This mixture may take a bit more time to prepare, but it’s well worth it – it has long-lasting effects and will keep away bugs you’ve gotten rid for an entire season.
You will need:
• Hot peppers of any variety
• Garlic cloves or diced onion
• Water
• Spray bottle
• Cooking pot

Chop up ½ cup of the hot peppers and prepare ½ cup of peeled garlic cloves (or ½ cup of diced onion). Measure out 2 cups of water. Combine all ingredients in a pot and steep them on the stove for 24 hours. Remove your mixture from the heat and place it in a sunny location for a full 24 hours. After a day has passed, strain your mixture and siphon it into a spray bottle. Spray your plants, especially targeting any location where bugs or eggs are visible.
Orange Peel Pesticide
Great for mealy bugs, aphids, fungus gnats and ants.

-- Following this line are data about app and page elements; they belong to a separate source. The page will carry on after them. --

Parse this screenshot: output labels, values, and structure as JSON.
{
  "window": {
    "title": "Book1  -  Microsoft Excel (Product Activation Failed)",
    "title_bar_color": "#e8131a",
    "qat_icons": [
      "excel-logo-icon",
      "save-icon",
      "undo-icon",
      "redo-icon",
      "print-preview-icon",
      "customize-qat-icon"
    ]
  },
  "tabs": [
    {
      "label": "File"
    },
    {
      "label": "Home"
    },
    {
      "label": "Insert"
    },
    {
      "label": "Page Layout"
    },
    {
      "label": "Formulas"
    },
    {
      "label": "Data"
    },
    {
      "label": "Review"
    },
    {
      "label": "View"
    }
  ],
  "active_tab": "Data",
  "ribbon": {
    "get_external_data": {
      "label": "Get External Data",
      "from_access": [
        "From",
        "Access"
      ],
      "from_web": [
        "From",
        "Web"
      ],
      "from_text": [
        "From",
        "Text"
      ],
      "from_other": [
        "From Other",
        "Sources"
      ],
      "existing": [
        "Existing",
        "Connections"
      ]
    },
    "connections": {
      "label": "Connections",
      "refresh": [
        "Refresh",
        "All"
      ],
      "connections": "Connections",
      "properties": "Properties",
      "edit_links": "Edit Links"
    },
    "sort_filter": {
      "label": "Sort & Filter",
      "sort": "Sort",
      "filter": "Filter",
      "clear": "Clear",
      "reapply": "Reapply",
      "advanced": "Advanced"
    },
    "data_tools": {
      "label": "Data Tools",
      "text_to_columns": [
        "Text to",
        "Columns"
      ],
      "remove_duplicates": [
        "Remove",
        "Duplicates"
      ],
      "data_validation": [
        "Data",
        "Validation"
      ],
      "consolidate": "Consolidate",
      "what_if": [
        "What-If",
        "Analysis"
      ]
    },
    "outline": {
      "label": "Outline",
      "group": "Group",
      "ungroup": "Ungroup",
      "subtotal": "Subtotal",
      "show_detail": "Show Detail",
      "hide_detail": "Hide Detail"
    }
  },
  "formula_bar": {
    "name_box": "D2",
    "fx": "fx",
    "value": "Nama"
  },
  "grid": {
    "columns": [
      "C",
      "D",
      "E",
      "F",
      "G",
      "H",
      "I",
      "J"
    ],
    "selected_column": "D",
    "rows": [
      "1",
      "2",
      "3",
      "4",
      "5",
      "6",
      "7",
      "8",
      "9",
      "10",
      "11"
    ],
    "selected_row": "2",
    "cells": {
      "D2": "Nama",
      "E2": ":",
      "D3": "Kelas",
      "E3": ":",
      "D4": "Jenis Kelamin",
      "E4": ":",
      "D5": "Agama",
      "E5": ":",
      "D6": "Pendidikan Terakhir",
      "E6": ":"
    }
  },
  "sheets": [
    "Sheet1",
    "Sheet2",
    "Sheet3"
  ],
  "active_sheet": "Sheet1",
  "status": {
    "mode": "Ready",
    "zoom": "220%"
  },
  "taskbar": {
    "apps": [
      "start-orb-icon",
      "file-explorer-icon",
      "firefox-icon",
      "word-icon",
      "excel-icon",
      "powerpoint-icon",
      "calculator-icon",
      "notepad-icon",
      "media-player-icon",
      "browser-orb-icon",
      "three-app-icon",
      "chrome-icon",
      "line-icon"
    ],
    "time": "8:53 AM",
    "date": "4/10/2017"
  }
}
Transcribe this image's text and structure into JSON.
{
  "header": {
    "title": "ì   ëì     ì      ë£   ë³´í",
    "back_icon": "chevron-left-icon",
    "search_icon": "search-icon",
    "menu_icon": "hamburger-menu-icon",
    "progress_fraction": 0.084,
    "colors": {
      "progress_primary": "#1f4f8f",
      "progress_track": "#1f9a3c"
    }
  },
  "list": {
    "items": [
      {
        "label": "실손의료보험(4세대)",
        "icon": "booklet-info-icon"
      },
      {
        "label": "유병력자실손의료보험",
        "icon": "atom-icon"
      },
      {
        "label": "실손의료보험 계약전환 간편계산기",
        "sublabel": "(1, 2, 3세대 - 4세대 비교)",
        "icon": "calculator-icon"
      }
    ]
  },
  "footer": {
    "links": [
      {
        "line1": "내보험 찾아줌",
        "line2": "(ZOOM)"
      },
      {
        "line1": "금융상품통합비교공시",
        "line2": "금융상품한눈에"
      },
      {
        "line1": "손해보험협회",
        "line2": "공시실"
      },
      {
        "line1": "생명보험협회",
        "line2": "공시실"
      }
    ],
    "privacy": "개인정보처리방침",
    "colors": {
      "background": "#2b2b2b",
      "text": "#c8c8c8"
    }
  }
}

You will need:

• 1 Orange
• Castile soap
• Water
• Cooking pot
• Heat-safe container
• Spray bottle

Peel the orange and place the peelings in a heat-safe container. Bring 2 cups of water to a boil and pour it into the container with the orange peels. Allow it to sit for 24 hours. After a day has passed, strain your mixture and add a few drops of the castile soap. Siphon into a spray bottle and spray your plants completely, focusing on the undersides of the leaves (bugs like to hide and lay eggs here).